In Hilo, Feelings Mixed on 30-meter Telescope

By Nancy Cook Lauer
West Hawaii Today

HILO -- More than 100 people crowded into the County Council room Thursday for the first of two public hearings on a Conservation District Use permit application for the Thirty Meter Telescope.

A second hearing will begin at 6 p.m. today at the Gateway Center at the Natural Energy Laboratory of Hawaii Authority.

It's not known when the Board of Land and Natural Resources will vote on the application. If the permit application is approved, construction could begin by the end of 2011, with the telescope ready for commissioning by 2018.

Proponents and opponents were evenly divided among the almost 40 people who offered input.

If constructed, TMT will be the world's second-largest optical infrared telescope, 81 times more sensitive than the 10-meter telescopes currently on Mauna Kea and drawing in images 121/2 times sharper than those from the Hubble Space Telescope.
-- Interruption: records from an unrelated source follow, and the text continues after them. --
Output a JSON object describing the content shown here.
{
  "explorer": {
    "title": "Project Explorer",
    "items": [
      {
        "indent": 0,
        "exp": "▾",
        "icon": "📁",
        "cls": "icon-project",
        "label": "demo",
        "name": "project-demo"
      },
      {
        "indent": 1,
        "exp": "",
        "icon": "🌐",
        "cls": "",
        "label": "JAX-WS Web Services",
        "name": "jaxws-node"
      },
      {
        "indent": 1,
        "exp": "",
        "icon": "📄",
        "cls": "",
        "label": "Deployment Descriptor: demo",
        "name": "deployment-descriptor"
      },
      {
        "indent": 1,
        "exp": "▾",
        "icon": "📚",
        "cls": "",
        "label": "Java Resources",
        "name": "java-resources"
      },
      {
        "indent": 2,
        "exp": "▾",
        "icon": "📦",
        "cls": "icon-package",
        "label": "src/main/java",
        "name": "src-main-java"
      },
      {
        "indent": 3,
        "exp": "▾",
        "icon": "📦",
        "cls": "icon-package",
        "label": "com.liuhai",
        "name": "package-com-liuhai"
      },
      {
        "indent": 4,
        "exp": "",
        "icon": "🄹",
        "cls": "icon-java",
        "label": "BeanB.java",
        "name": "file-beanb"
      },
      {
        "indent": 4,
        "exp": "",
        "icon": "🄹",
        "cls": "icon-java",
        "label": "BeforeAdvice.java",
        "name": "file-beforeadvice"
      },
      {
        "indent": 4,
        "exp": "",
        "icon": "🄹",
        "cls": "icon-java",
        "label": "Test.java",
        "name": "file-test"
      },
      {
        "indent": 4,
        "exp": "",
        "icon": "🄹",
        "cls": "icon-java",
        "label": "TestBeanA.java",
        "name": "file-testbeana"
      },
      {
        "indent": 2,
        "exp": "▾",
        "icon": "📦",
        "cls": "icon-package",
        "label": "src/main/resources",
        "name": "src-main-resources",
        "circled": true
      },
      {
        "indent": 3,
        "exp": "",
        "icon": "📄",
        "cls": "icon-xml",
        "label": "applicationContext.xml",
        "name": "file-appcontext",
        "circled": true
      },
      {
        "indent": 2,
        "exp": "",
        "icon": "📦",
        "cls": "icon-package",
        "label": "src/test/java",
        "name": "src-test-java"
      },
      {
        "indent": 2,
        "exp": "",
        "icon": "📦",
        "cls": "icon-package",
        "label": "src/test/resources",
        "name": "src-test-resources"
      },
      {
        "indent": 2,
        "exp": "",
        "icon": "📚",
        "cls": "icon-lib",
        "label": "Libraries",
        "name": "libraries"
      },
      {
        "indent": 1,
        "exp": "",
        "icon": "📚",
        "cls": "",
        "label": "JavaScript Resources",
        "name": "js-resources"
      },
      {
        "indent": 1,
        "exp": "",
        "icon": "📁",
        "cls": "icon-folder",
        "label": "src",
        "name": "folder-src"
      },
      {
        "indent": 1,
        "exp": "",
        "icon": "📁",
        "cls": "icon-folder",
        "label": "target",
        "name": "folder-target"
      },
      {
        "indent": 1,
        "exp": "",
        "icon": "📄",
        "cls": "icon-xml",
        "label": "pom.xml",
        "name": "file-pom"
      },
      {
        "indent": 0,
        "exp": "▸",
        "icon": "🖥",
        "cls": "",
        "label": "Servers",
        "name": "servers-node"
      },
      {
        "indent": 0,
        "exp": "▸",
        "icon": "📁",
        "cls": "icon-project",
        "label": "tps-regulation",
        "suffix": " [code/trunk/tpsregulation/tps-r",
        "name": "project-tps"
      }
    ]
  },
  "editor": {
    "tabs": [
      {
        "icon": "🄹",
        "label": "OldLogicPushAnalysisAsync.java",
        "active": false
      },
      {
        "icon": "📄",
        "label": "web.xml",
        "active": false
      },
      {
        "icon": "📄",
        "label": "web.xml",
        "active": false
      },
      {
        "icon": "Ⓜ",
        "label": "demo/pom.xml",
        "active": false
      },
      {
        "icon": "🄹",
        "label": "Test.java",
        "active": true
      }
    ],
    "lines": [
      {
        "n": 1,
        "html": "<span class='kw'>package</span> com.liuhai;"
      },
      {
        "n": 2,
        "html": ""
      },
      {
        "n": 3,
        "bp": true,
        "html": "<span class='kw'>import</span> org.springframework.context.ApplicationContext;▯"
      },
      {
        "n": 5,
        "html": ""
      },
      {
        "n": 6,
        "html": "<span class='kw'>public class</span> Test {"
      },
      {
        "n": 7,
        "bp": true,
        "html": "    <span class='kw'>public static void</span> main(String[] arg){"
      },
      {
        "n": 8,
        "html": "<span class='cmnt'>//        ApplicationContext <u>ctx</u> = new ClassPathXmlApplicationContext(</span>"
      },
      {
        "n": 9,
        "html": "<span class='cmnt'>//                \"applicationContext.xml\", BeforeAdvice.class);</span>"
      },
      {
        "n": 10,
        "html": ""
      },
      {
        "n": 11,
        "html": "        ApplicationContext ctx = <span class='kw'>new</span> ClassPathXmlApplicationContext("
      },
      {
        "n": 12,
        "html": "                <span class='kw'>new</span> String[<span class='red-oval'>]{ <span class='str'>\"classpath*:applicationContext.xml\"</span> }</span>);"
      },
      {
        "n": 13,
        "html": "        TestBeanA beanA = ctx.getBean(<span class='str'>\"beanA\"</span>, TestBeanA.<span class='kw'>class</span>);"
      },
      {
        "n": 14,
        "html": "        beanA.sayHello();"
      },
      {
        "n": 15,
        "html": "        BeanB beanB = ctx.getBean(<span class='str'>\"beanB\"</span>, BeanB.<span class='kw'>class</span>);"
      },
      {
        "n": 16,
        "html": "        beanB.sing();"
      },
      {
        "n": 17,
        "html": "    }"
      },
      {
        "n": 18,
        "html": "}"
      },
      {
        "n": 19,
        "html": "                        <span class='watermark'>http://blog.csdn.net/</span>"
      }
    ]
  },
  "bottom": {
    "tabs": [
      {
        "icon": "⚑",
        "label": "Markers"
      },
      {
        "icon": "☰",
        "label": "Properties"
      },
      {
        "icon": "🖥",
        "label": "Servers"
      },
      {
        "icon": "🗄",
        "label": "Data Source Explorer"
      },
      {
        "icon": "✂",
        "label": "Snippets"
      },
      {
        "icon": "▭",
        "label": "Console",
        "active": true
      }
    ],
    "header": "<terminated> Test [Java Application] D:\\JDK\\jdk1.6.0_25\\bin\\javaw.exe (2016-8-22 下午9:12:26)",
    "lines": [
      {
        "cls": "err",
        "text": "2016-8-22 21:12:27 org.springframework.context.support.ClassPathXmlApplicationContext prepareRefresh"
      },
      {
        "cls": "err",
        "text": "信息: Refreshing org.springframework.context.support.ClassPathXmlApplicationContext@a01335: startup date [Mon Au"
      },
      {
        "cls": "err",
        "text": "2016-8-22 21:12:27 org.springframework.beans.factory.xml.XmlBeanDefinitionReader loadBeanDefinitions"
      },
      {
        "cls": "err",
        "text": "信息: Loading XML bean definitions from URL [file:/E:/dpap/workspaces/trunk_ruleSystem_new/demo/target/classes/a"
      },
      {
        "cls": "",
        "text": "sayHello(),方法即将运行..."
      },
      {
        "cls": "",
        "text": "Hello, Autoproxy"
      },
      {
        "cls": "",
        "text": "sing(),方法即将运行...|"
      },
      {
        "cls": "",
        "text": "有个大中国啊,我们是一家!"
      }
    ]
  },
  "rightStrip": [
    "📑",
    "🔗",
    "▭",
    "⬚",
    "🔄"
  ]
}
The telescope is a joint venture among the University of Hawaii-Hilo, University of California, California Institute of Technology and the Association of Canadian Universities for the Research of Astronomy, as well as partnering governmental agencies in Japan, China and India.

Proponents point to high-paying jobs and educational enhancements as great benefits of the project. An estimated 300 construction workers and specialists will be hired for the building phase, and about 140 full-time workers will work at the facility after that. Some positions will require only a two-year technical degree and some will be administrative positions, officials said.

"I think the TMT project will be good for our community, our children and our state," said Art Taniguchi.

In addition, telescope officials have committed to give $1 million annually to Hawaii Island schools to focus on promoting science, technology, engineering and math.

Opponents include some Native Hawaiian groups, who view Mauna Kea's summit as a sacred place. A group of UH-Hilo Hawaiian Studies students offered emotional testimony in opposition that brought the older Hawaiians in attendance to their feet in support.

In response to opposition, UH-Hilo had created an Office of Mauna Kea Management and formed Kahu Ku Mauna, an advisory agency of nine Native Hawaiians, who provide input in the management process.

"My ancestors came from far, far away, far away just with the naked eye," said Samuel Kaleleiki, who opposes the telescope. "The way government is running things is running us into the ground. ... Kanaka maoli is the injured party."

But other Native Hawaiians support the plan.

Mike Kaleukini, who supports the telescope, also pointed to Native Hawaiians' long history of stargazing and wayfaring by the stars. What better a way to celebrate that Hawaiian heritage than moving it forward, he asked.

"Who knows, one day wayfaring will proceed toward the stars," he said.

Environmental groups such as the Sierra Club also oppose the project. Environmentalists don't think the TMT's application sufficiently deals with mitigating environmental damage, and they have appealed the project's Comprehensive Management Plan to the Intermediate Court of Appeals.

Tom Peek, a former guide for the Mauna Kea observatories, criticized both UH-Hilo and the Department of Land and Natural Resources for inadequate protection of the mountain. He pointed to negative audits from the legislative auditor in 1998 and 2005, which took UH-Hilo and DLNR to task for a "lax attitude."

"This is a new time, with a new governor and DLNR chief," Peek said. "It's a time when DLNR could reassert its regulatory role and finally protect and preserve the unique cultural and environmental resources of Mauna Kea."

Note:  From Nelson Ho, who attended the meeting, " Invigorating, positive evening meeting - only partially captured by Lauer in today's article. If she had stayed to the end the score would have been 31 opposed to 20 support for TMT."

Read the original story
Document Actions